Apple iPad in action: more pictures, prices and tech specs

Our man at the official Apple iPad launch, Tom Dunmore, has managed to get his hands on an iPad overnight and grabbed some shots of the device in action.

Just in case you missed our coverage of the launch last night, here's a quick recap of the iPad's tech specs and prices.

iPad costs $499 (16GB), $599 (32GB), $699 (64GB) for the wi-fi models, but add $130 for 3G. It's available in 60 days worldwide for wi-fi models, 30 days later for the 3G versions.

The device is 0.5in thick, weighs 0.7 kilos, has a 9.7in multitouch display, comes with a 1GHz Apple A4 chip and between 16GB and 64GB of flash memory. It also has Bluetooth, 802.11n wi-fi, 10-hour battery life for watching video and a claimed one-month battery life on standby.

All iPad 3Gs are unlocked and use standard GSM micro SIMS. iPad data plans in the US, provided by AT&T, will cost $14.99 for 250MB per month $29.99 for the unlimited tariff. International data deals should be done by the summer.

You'll be able to synchronise your existing iPhone apps on the iPad, which will upscale them to fit the 9.7in screen. It will also act as an e-reader, with books downloadable from the new iBooks store on iTunes – they'll cost from $8-$15 per book. And of course it plays games, videos, music and films.

But there's no support for Flash video, no camera and no USB input for connecting non-Apple external devices. Anyway, let's see the device in action:

Above: the photo application allows you to view stacks of photos synched via USB from your Mac or PC. But there's no onboard camera.

A pinch movement allows you to preview what's in each photo stack.

The iBook Store and application is beautifully realised (it looks a lot like a great Mac App called Delicious Library).

The iPad will run iPhone apps at standard resolution or double size - I played Bejewelled zoomed up to big size and it looked pretty good.

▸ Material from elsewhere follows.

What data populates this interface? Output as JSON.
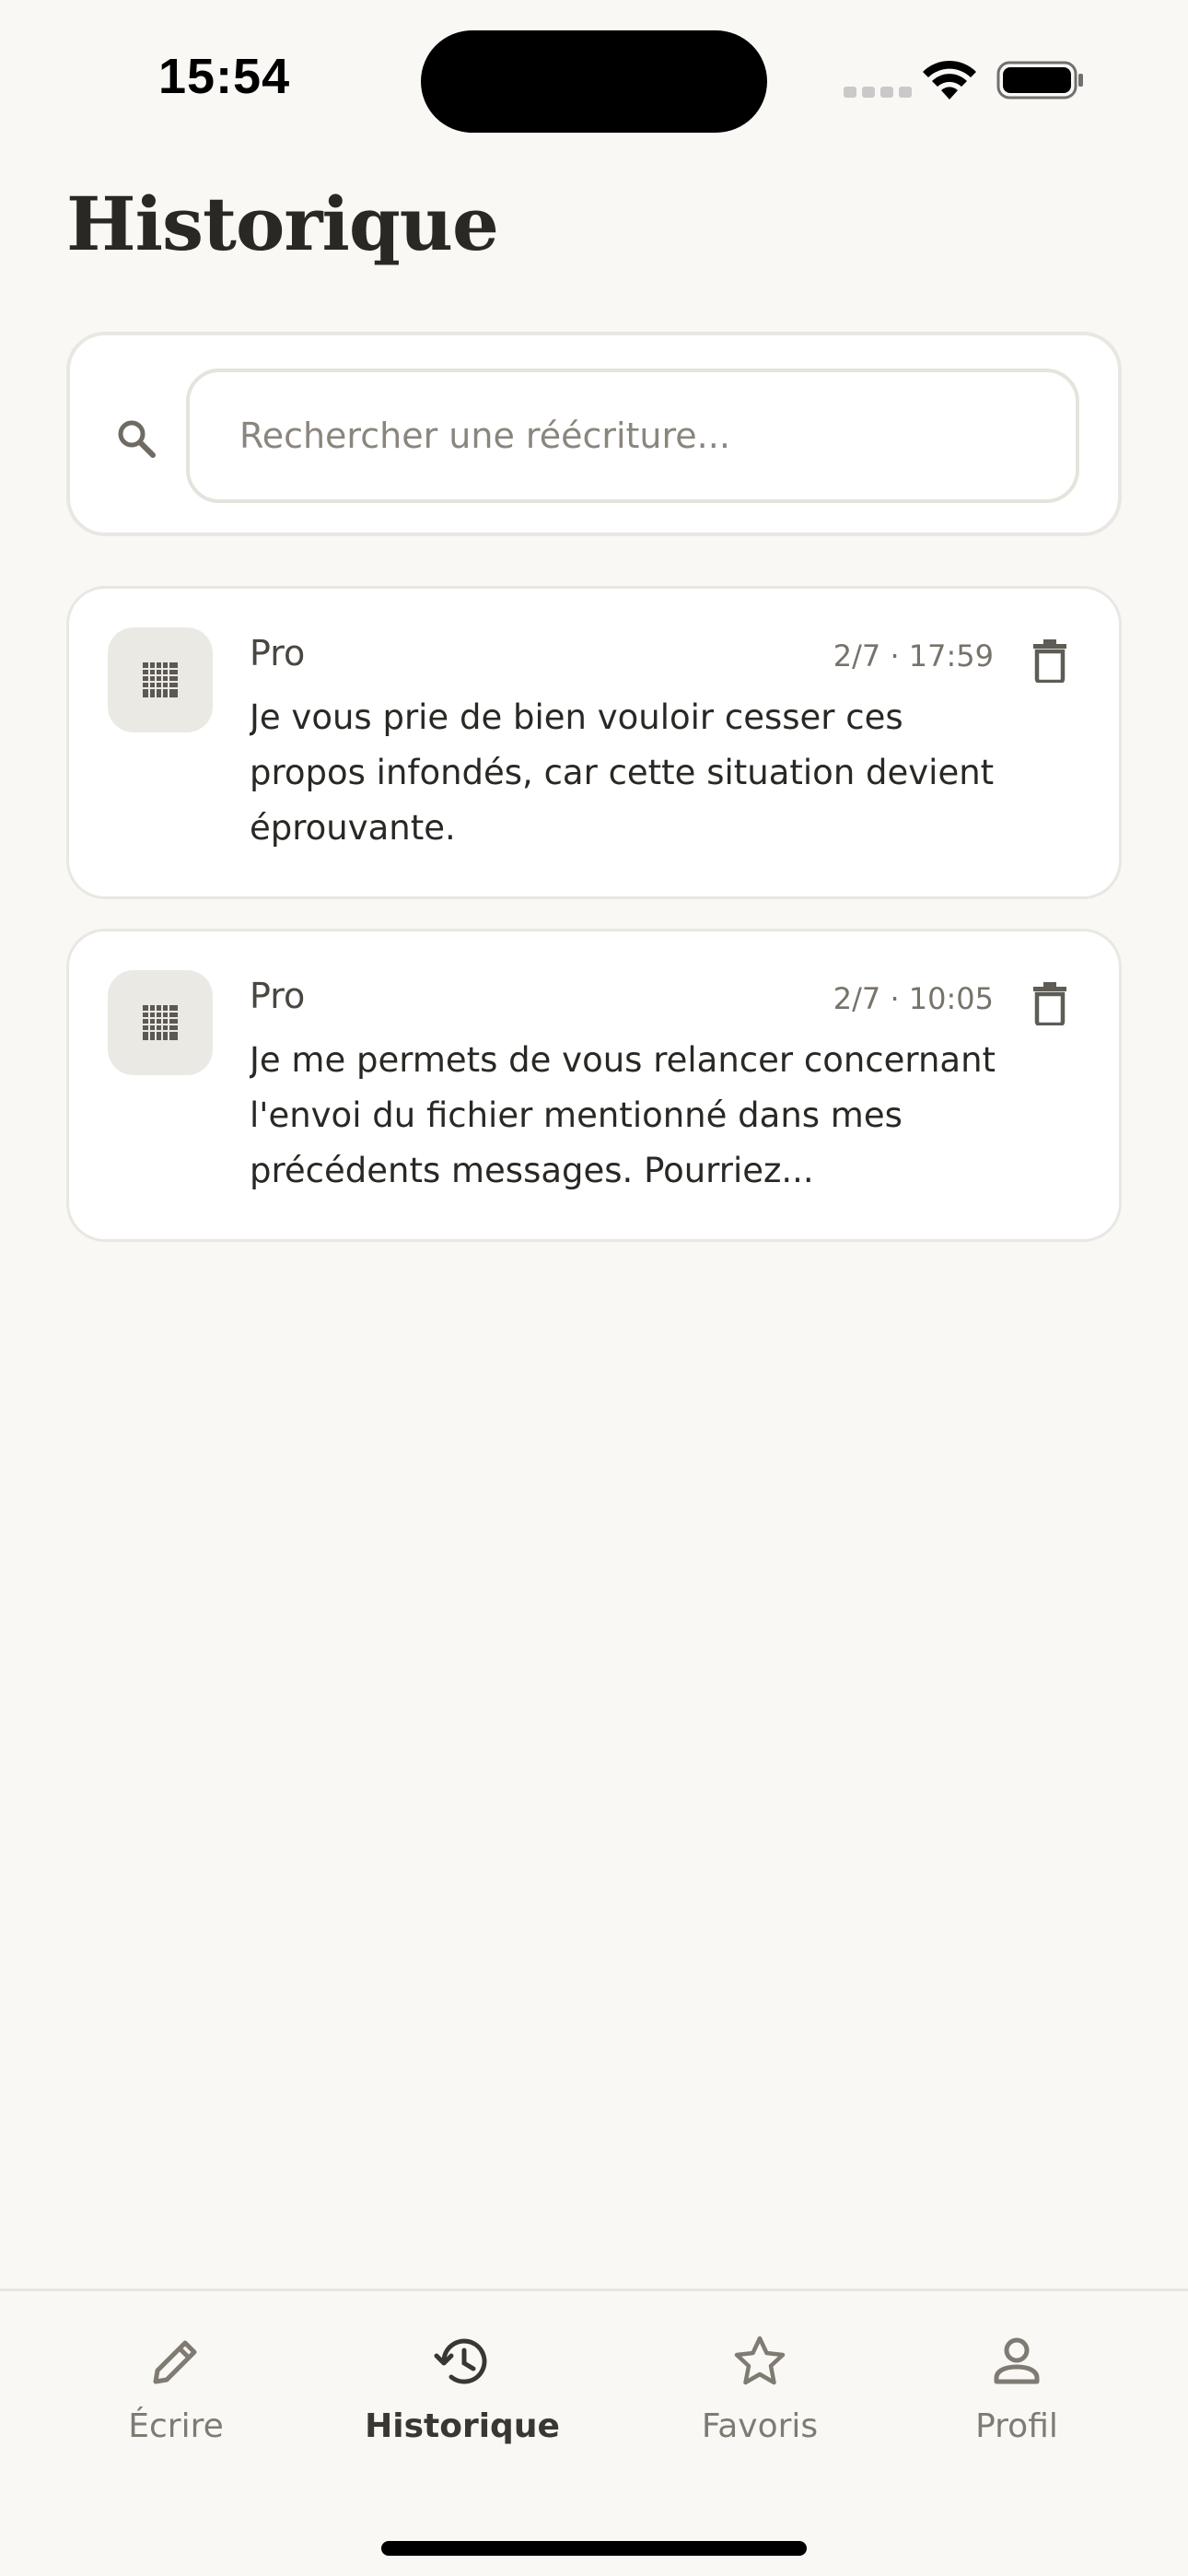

But of course, developers will start to produce iPad specific version of their apps.

Maps is really quick and looks amazing - particularly in Street View - but there's no proper GPS in the non-3G versions of the iPad.

This map is an email attachment - which you can pinch to zoom.

The email client is seriously nice, giving you an iPhone-style list view next to the preview window.

The iPad is really thin and light. It feels much more like an overgrown iPod Touch than a fully fledged tablet PC.

I don't quite get the keyboard dock - it only works with the iPad in portrait mode, which seems bizarre. But you can use a Bluetooth keyboard with the iPad.

The iPad case is an optional extra, but it does a nice job of turning the iPad into a wedge shaped computer. But you wouldn't want to type for too long on the virtual keyboard. I tried - and failed - to touch type.

Andy Clough

Andy is Global Brand Director of What Hi-Fi? and has been a technology journalist for 30 years. During that time he has covered everything from VHS and Betamax, MiniDisc and DCC to CDi, Laserdisc and 3D TV, and any number of other formats that have come and gone. He loves nothing better than a good old format war. Andy edited several hi-fi and home cinema magazines before relaunching in 2008 and helping turn it into the global success it is today. When not listening to music or watching TV, he spends far too much of his time reading about cars he can't afford to buy.